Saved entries

=======

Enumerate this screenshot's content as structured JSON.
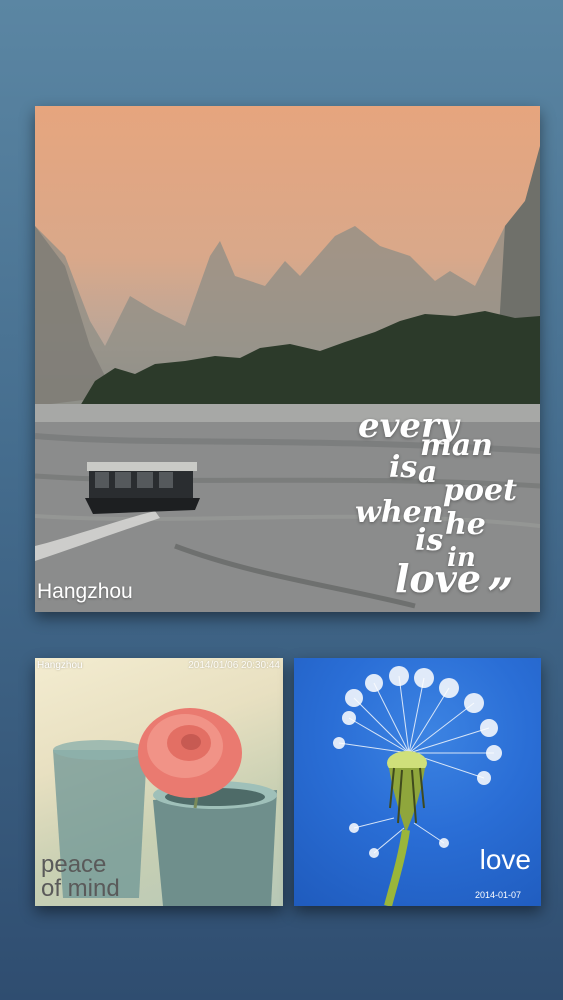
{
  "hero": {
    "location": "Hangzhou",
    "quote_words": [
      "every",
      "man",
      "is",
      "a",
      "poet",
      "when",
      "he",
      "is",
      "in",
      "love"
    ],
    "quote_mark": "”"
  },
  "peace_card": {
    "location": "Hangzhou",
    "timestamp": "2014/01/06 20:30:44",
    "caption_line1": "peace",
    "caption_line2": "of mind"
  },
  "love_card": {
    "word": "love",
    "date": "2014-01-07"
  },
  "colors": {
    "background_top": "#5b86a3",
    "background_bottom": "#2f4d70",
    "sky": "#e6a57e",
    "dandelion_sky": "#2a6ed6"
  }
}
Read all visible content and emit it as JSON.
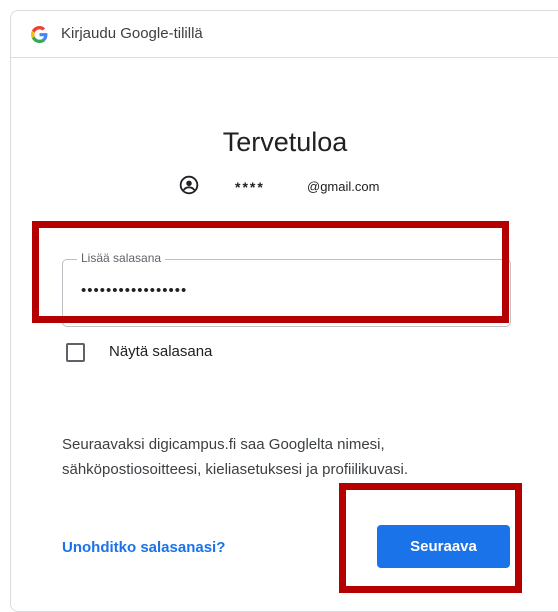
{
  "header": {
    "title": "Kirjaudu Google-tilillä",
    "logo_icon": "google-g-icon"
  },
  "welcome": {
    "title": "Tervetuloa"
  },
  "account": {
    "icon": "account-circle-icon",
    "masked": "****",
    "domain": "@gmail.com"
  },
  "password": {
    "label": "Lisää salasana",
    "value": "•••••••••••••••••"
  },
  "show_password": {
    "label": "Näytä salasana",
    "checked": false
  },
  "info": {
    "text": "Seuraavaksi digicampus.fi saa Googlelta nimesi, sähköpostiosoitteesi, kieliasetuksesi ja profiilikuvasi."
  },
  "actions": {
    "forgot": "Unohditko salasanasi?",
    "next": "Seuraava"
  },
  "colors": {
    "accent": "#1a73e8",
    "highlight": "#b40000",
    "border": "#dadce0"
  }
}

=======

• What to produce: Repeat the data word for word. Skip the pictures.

• Answer:
Enumerate this screenshot's content as structured JSON.
{
  "hero": {
    "location": "Hangzhou",
    "quote_words": [
      "every",
      "man",
      "is",
      "a",
      "poet",
      "when",
      "he",
      "is",
      "in",
      "love"
    ],
    "quote_mark": "”"
  },
  "peace_card": {
    "location": "Hangzhou",
    "timestamp": "2014/01/06 20:30:44",
    "caption_line1": "peace",
    "caption_line2": "of mind"
  },
  "love_card": {
    "word": "love",
    "date": "2014-01-07"
  },
  "colors": {
    "background_top": "#5b86a3",
    "background_bottom": "#2f4d70",
    "sky": "#e6a57e",
    "dandelion_sky": "#2a6ed6"
  }
}
Read all visible content and emit it as JSON.
{
  "header": {
    "title": "Kirjaudu Google-tilillä",
    "logo_icon": "google-g-icon"
  },
  "welcome": {
    "title": "Tervetuloa"
  },
  "account": {
    "icon": "account-circle-icon",
    "masked": "****",
    "domain": "@gmail.com"
  },
  "password": {
    "label": "Lisää salasana",
    "value": "•••••••••••••••••"
  },
  "show_password": {
    "label": "Näytä salasana",
    "checked": false
  },
  "info": {
    "text": "Seuraavaksi digicampus.fi saa Googlelta nimesi, sähköpostiosoitteesi, kieliasetuksesi ja profiilikuvasi."
  },
  "actions": {
    "forgot": "Unohditko salasanasi?",
    "next": "Seuraava"
  },
  "colors": {
    "accent": "#1a73e8",
    "highlight": "#b40000",
    "border": "#dadce0"
  }
}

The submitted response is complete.